“We knew that housing insecurity at UCLA and in our state was a crisis before this pandemic began,” he said. “This pandemic has only exacerbated that.”
Safe Parking LA estimates that maintaining a year-long parking lot for students experiencing housing insecurity would cost $130,000 to $140,000, including security and bathroom expenses, among other costs.
“(The cost is) an overestimate in my opinion,” said Sachi Cooper, the USAC Facilities Commissioner. “We’d rather have an overestimate rather than an underestimate so we’re not tricking people.”
UCLA has the money to fund the proposal and could mobilize its resources to provide a refuge for students experiencing housing insecurity if the administration wanted to, said Cooper, a third-year geography and urban studies student.
“UCLA has money to spend. It’s just that they allocate it in places that we disagree with,” she added. “We all know that the money is there if UCLA has the will to do it. I think they tend not to have that willingness.”
Instead of establishing a safe parking space, Beck proposed to create a hostel program offering about 100 beds to students at around $15 a night. The program could have opened as early as fall quarter, he said in January.
Peters, who is also an NWWNC councilmember, said he was interested in UCLA’s proposal but has not received an update since June. However, he understands that UCLA might prioritize other issues, like the COVID-19 pandemic, Peters added.
Bruin Shelter, a student-run shelter available to students experiencing housing insecurity, can only accommodate 18-27 students per academic quarter, according to the resolution. The shelter has been closed indefinitely due to the COVID-19 pandemic.
Allison Chao, the Bruin Shelter media director and a fourth-year communications student, said she thinks providing safe parking for students experiencing housing insecurity is necessary.
“We (The Bruin Shelter) are definitely in support of both USAC’s resolution and the safe parking at UCLA pilot program proposal,” she said. “Safe parking is definitely something that is necessary in our efforts in alleviating the pressure on students experiencing homelessness or housing-insecurity.”
Student leaders have struggled with reaching out to students experiencing housing insecurity and homelessness, Peters said. Advocates for the proposal are usually student government staff and political science students who have the privilege, platform and leisure to push the issue forward, he added.
“Because somebody’s housing status is often a very private matter, there may be shame involved,” Peters said. “We never felt comfortable with a more aggressive, interrogative approach.”
While the safe parking proposal has not been implemented, Arasasingham said the recent resolution is only one of many strategies being explored to combat housing insecurity.
“This isn’t really a solution to housing insecurity in general.

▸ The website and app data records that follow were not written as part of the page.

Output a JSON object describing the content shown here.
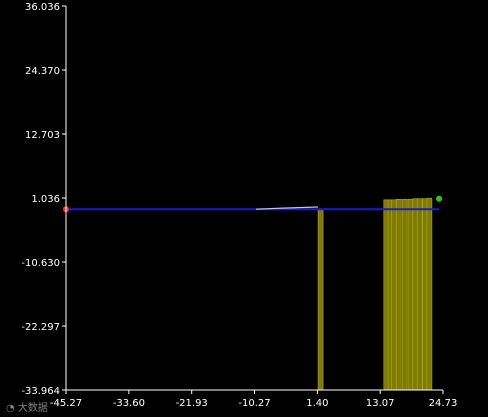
{
  "chart_data": {
    "type": "bar",
    "title": "",
    "xlabel": "",
    "ylabel": "",
    "xlim": [
      -45.27,
      24.73
    ],
    "ylim": [
      -33.964,
      36.036
    ],
    "xticks": [
      "-45.27",
      "-33.60",
      "-21.93",
      "-10.27",
      "1.40",
      "13.07",
      "24.73"
    ],
    "yticks": [
      "36.036",
      "24.370",
      "12.703",
      "1.036",
      "-10.630",
      "-22.297",
      "-33.964"
    ],
    "grid": false,
    "bars": [
      {
        "x": 2.0,
        "y0": -33.964,
        "y1": -1.0
      },
      {
        "x": 14.2,
        "y0": -33.964,
        "y1": 0.7
      },
      {
        "x": 15.0,
        "y0": -33.964,
        "y1": 0.7
      },
      {
        "x": 15.6,
        "y0": -33.964,
        "y1": 0.7
      },
      {
        "x": 16.5,
        "y0": -33.964,
        "y1": 0.8
      },
      {
        "x": 17.6,
        "y0": -33.964,
        "y1": 0.8
      },
      {
        "x": 18.7,
        "y0": -33.964,
        "y1": 0.8
      },
      {
        "x": 19.6,
        "y0": -33.964,
        "y1": 0.9
      },
      {
        "x": 20.4,
        "y0": -33.964,
        "y1": 0.9
      },
      {
        "x": 21.4,
        "y0": -33.964,
        "y1": 0.9
      },
      {
        "x": 22.2,
        "y0": -33.964,
        "y1": 1.0
      }
    ],
    "series": [
      {
        "type": "line",
        "color": "#1a1adf",
        "x": [
          -45.27,
          24.0
        ],
        "y": [
          -1.0,
          -1.0
        ]
      },
      {
        "type": "line",
        "color": "#c8c8c8",
        "x": [
          -10.0,
          -5.0,
          1.5
        ],
        "y": [
          -1.0,
          -0.8,
          -0.6
        ]
      }
    ],
    "markers": [
      {
        "x": -45.27,
        "y": -1.0,
        "color": "#ff3030"
      },
      {
        "x": 24.0,
        "y": 0.9,
        "color": "#22cc22"
      }
    ],
    "colors": {
      "bar_fill": "#7f7a00",
      "bar_edge": "#b5ad1a",
      "axis": "#ffffff",
      "background": "#000000"
    }
  },
  "watermark": "大数据"
}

It’s not the silver bullet that will solve housing insecurity for all of UCLA,” he said. “This is a short-term, practical, common-sense solution at a low cost that would solve that problem.”
This story will be updated.